Exercise description:
If a line of the data below holds the string "exit", copy it.

(Material supplied)

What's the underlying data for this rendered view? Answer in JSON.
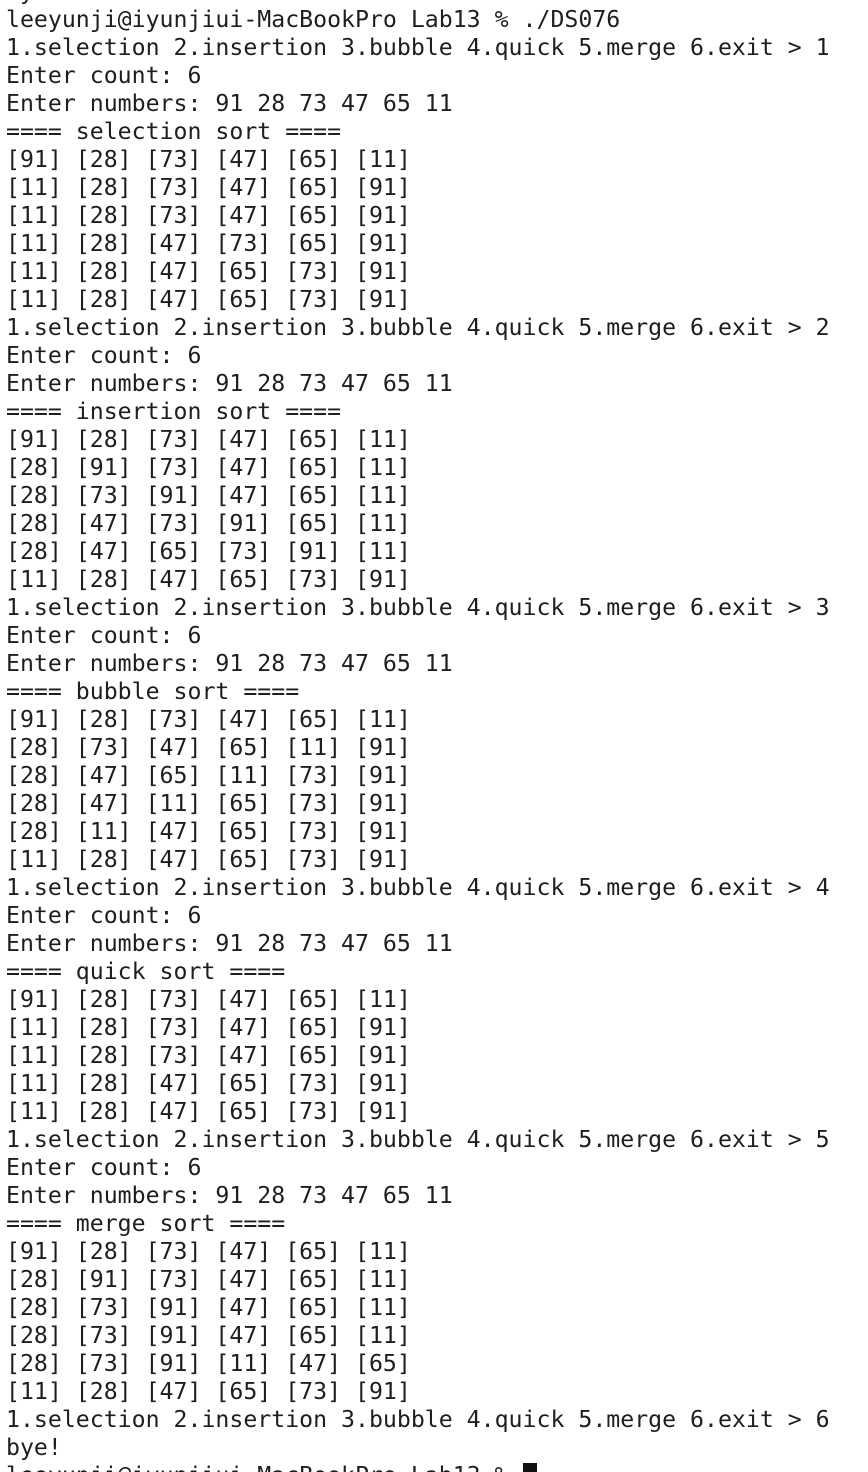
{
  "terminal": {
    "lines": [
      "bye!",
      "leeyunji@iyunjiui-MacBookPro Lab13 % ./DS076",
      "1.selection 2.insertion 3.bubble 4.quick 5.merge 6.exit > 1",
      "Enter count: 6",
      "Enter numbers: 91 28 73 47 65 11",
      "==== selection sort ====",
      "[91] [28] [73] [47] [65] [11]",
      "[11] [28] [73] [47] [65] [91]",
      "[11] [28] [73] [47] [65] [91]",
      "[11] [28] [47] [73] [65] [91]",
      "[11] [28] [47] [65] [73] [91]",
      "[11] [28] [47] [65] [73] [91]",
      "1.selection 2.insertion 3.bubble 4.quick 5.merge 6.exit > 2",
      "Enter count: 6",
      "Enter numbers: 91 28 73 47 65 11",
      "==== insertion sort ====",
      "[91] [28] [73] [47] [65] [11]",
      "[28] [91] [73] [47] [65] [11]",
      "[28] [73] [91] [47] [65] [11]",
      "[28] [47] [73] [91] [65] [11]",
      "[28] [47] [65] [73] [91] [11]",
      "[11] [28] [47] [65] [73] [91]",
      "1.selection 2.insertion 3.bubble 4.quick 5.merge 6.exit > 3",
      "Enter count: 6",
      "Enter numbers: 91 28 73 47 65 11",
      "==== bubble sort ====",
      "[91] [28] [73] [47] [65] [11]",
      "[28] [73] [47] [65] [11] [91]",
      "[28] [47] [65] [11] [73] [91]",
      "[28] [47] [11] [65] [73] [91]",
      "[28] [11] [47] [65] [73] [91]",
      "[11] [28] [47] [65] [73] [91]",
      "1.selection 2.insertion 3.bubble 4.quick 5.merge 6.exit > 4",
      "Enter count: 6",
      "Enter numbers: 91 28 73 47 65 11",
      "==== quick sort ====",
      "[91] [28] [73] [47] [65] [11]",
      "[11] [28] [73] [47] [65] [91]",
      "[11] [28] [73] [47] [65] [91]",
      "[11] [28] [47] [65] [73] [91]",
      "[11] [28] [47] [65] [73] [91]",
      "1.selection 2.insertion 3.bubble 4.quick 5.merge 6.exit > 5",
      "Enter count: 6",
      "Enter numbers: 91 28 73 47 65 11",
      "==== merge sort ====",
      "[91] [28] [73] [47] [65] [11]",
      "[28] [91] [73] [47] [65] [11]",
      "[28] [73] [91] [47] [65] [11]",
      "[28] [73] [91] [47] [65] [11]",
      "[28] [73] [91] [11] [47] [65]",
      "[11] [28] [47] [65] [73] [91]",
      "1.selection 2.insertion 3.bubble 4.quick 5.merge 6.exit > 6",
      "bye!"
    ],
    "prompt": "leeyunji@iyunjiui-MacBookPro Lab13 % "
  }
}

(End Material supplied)

Result:
      "1.selection 2.insertion 3.bubble 4.quick 5.merge 6.exit > 1",
      "1.selection 2.insertion 3.bubble 4.quick 5.merge 6.exit > 2",
      "1.selection 2.insertion 3.bubble 4.quick 5.merge 6.exit > 3",
      "1.selection 2.insertion 3.bubble 4.quick 5.merge 6.exit > 4",
      "1.selection 2.insertion 3.bubble 4.quick 5.merge 6.exit > 5",
      "1.selection 2.insertion 3.bubble 4.quick 5.merge 6.exit > 6",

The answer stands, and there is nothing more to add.